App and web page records
_____

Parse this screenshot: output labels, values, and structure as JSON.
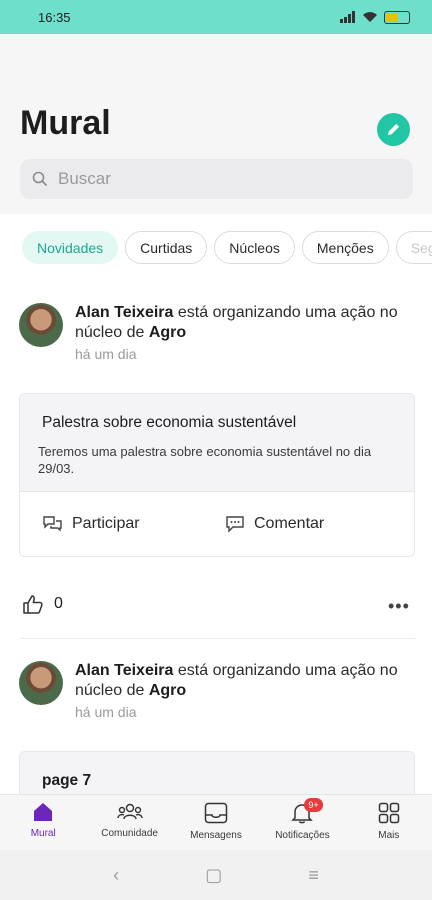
{
  "status": {
    "time": "16:35"
  },
  "header": {
    "title": "Mural"
  },
  "search": {
    "placeholder": "Buscar"
  },
  "chips": [
    "Novidades",
    "Curtidas",
    "Núcleos",
    "Menções",
    "Seg"
  ],
  "posts": [
    {
      "author": "Alan Teixeira",
      "action": "está organizando uma ação no núcleo de",
      "group": "Agro",
      "time": "há um dia",
      "card_title": "Palestra sobre economia sustentável",
      "card_desc": "Teremos uma palestra sobre economia sustentável no dia 29/03.",
      "participate_label": "Participar",
      "comment_label": "Comentar",
      "likes": "0"
    },
    {
      "author": "Alan Teixeira",
      "action": "está organizando uma ação no núcleo de",
      "group": "Agro",
      "time": "há um dia",
      "card_title": "page 7"
    }
  ],
  "tabs": [
    {
      "label": "Mural",
      "icon": "home-icon"
    },
    {
      "label": "Comunidade",
      "icon": "community-icon"
    },
    {
      "label": "Mensagens",
      "icon": "inbox-icon"
    },
    {
      "label": "Notificações",
      "icon": "bell-icon",
      "badge": "9+"
    },
    {
      "label": "Mais",
      "icon": "grid-icon"
    }
  ],
  "colors": {
    "statusbar": "#6ddfca",
    "accent": "#21c6a4",
    "active_tab": "#6a27b8",
    "badge": "#e63b3b"
  }
}
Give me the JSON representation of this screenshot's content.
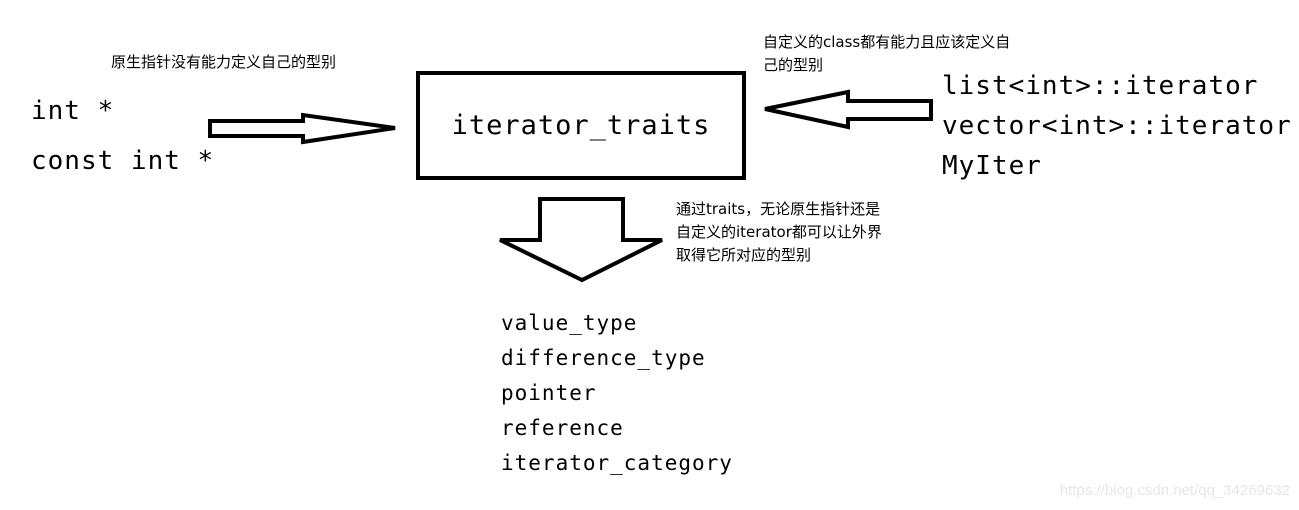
{
  "diagram": {
    "title": "iterator_traits",
    "left": {
      "note": "原生指针没有能力定义自己的型别",
      "items": [
        "int *",
        "const int *"
      ]
    },
    "right": {
      "note_lines": [
        "自定义的class都有能力且应该定义自",
        "己的型别"
      ],
      "items": [
        "list<int>::iterator",
        "vector<int>::iterator",
        "MyIter"
      ]
    },
    "bottom": {
      "note_lines": [
        "通过traits，无论原生指针还是",
        "自定义的iterator都可以让外界",
        "取得它所对应的型别"
      ],
      "items": [
        "value_type",
        "difference_type",
        "pointer",
        "reference",
        "iterator_category"
      ]
    },
    "arrows": [
      {
        "from": "left.items",
        "to": "title",
        "direction": "right"
      },
      {
        "from": "right.items",
        "to": "title",
        "direction": "left"
      },
      {
        "from": "title",
        "to": "bottom.items",
        "direction": "down"
      }
    ]
  },
  "watermark": "https://blog.csdn.net/qq_34269632"
}
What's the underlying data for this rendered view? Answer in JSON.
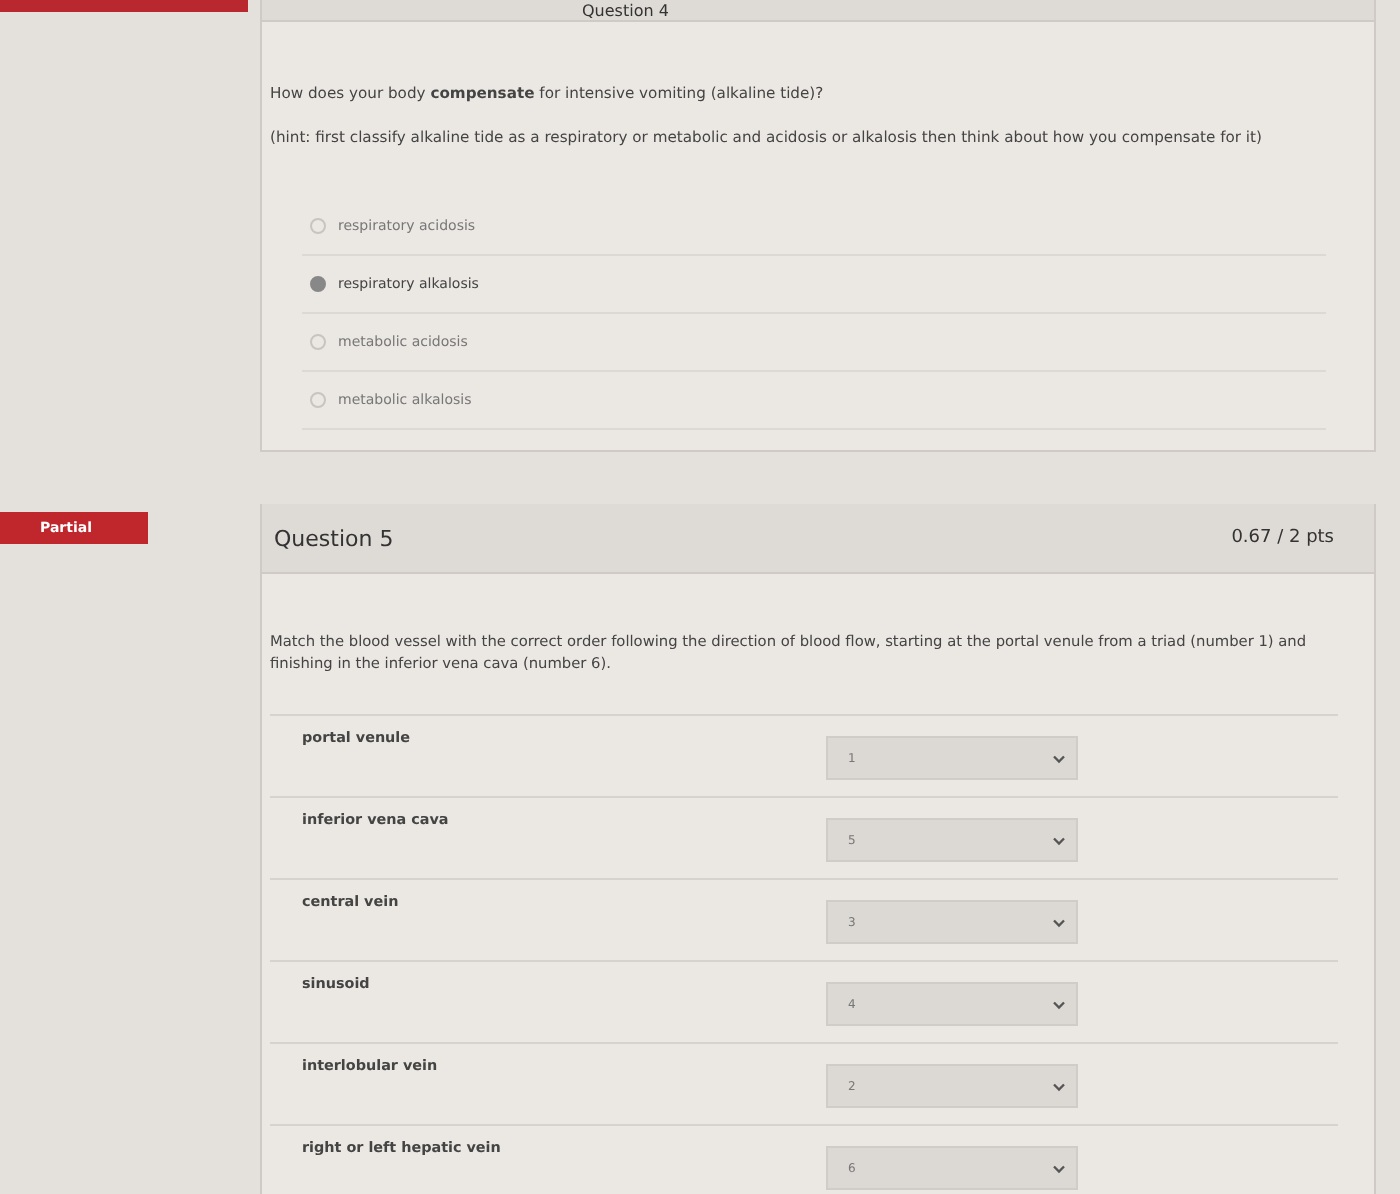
{
  "question_4": {
    "title": "Question 4",
    "prompt": "How does your body **compensate** for intensive vomiting (alkaline tide)?",
    "hint": "(hint: first classify alkaline tide as a respiratory or metabolic and acidosis or alkalosis then think about how you compensate for it)",
    "options": [
      {
        "label": "respiratory acidosis",
        "selected": false
      },
      {
        "label": "respiratory alkalosis",
        "selected": true
      },
      {
        "label": "metabolic acidosis",
        "selected": false
      },
      {
        "label": "metabolic alkalosis",
        "selected": false
      }
    ]
  },
  "question_5": {
    "status": "Partial",
    "title": "Question 5",
    "score": "0.67 / 2 pts",
    "prompt": "Match the blood vessel with the correct order following the direction of blood flow, starting at the portal venule from a triad (number 1) and finishing in the inferior vena cava (number 6).",
    "matches": [
      {
        "term": "portal venule",
        "answer": "1"
      },
      {
        "term": "inferior vena cava",
        "answer": "5"
      },
      {
        "term": "central vein",
        "answer": "3"
      },
      {
        "term": "sinusoid",
        "answer": "4"
      },
      {
        "term": "interlobular vein",
        "answer": "2"
      },
      {
        "term": "right or left hepatic vein",
        "answer": "6"
      }
    ]
  }
}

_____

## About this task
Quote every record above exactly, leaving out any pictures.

## Task solution
Parse this screenshot: output labels, values, and structure as JSON.
{
  "status": {
    "time": "16:35"
  },
  "header": {
    "title": "Mural"
  },
  "search": {
    "placeholder": "Buscar"
  },
  "chips": [
    "Novidades",
    "Curtidas",
    "Núcleos",
    "Menções",
    "Seg"
  ],
  "posts": [
    {
      "author": "Alan Teixeira",
      "action": "está organizando uma ação no núcleo de",
      "group": "Agro",
      "time": "há um dia",
      "card_title": "Palestra sobre economia sustentável",
      "card_desc": "Teremos uma palestra sobre economia sustentável no dia 29/03.",
      "participate_label": "Participar",
      "comment_label": "Comentar",
      "likes": "0"
    },
    {
      "author": "Alan Teixeira",
      "action": "está organizando uma ação no núcleo de",
      "group": "Agro",
      "time": "há um dia",
      "card_title": "page 7"
    }
  ],
  "tabs": [
    {
      "label": "Mural",
      "icon": "home-icon"
    },
    {
      "label": "Comunidade",
      "icon": "community-icon"
    },
    {
      "label": "Mensagens",
      "icon": "inbox-icon"
    },
    {
      "label": "Notificações",
      "icon": "bell-icon",
      "badge": "9+"
    },
    {
      "label": "Mais",
      "icon": "grid-icon"
    }
  ],
  "colors": {
    "statusbar": "#6ddfca",
    "accent": "#21c6a4",
    "active_tab": "#6a27b8",
    "badge": "#e63b3b"
  }
}
Give me the JSON representation of this screenshot's content.
{
  "diagram": {
    "title": "iterator_traits",
    "left": {
      "note": "原生指针没有能力定义自己的型别",
      "items": [
        "int *",
        "const int *"
      ]
    },
    "right": {
      "note_lines": [
        "自定义的class都有能力且应该定义自",
        "己的型别"
      ],
      "items": [
        "list<int>::iterator",
        "vector<int>::iterator",
        "MyIter"
      ]
    },
    "bottom": {
      "note_lines": [
        "通过traits，无论原生指针还是",
        "自定义的iterator都可以让外界",
        "取得它所对应的型别"
      ],
      "items": [
        "value_type",
        "difference_type",
        "pointer",
        "reference",
        "iterator_category"
      ]
    },
    "arrows": [
      {
        "from": "left.items",
        "to": "title",
        "direction": "right"
      },
      {
        "from": "right.items",
        "to": "title",
        "direction": "left"
      },
      {
        "from": "title",
        "to": "bottom.items",
        "direction": "down"
      }
    ]
  },
  "watermark": "https://blog.csdn.net/qq_34269632"
}
What's the underlying data for this rendered view? Answer in JSON.
{
  "question_4": {
    "title": "Question 4",
    "prompt": "How does your body **compensate** for intensive vomiting (alkaline tide)?",
    "hint": "(hint: first classify alkaline tide as a respiratory or metabolic and acidosis or alkalosis then think about how you compensate for it)",
    "options": [
      {
        "label": "respiratory acidosis",
        "selected": false
      },
      {
        "label": "respiratory alkalosis",
        "selected": true
      },
      {
        "label": "metabolic acidosis",
        "selected": false
      },
      {
        "label": "metabolic alkalosis",
        "selected": false
      }
    ]
  },
  "question_5": {
    "status": "Partial",
    "title": "Question 5",
    "score": "0.67 / 2 pts",
    "prompt": "Match the blood vessel with the correct order following the direction of blood flow, starting at the portal venule from a triad (number 1) and finishing in the inferior vena cava (number 6).",
    "matches": [
      {
        "term": "portal venule",
        "answer": "1"
      },
      {
        "term": "inferior vena cava",
        "answer": "5"
      },
      {
        "term": "central vein",
        "answer": "3"
      },
      {
        "term": "sinusoid",
        "answer": "4"
      },
      {
        "term": "interlobular vein",
        "answer": "2"
      },
      {
        "term": "right or left hepatic vein",
        "answer": "6"
      }
    ]
  }
}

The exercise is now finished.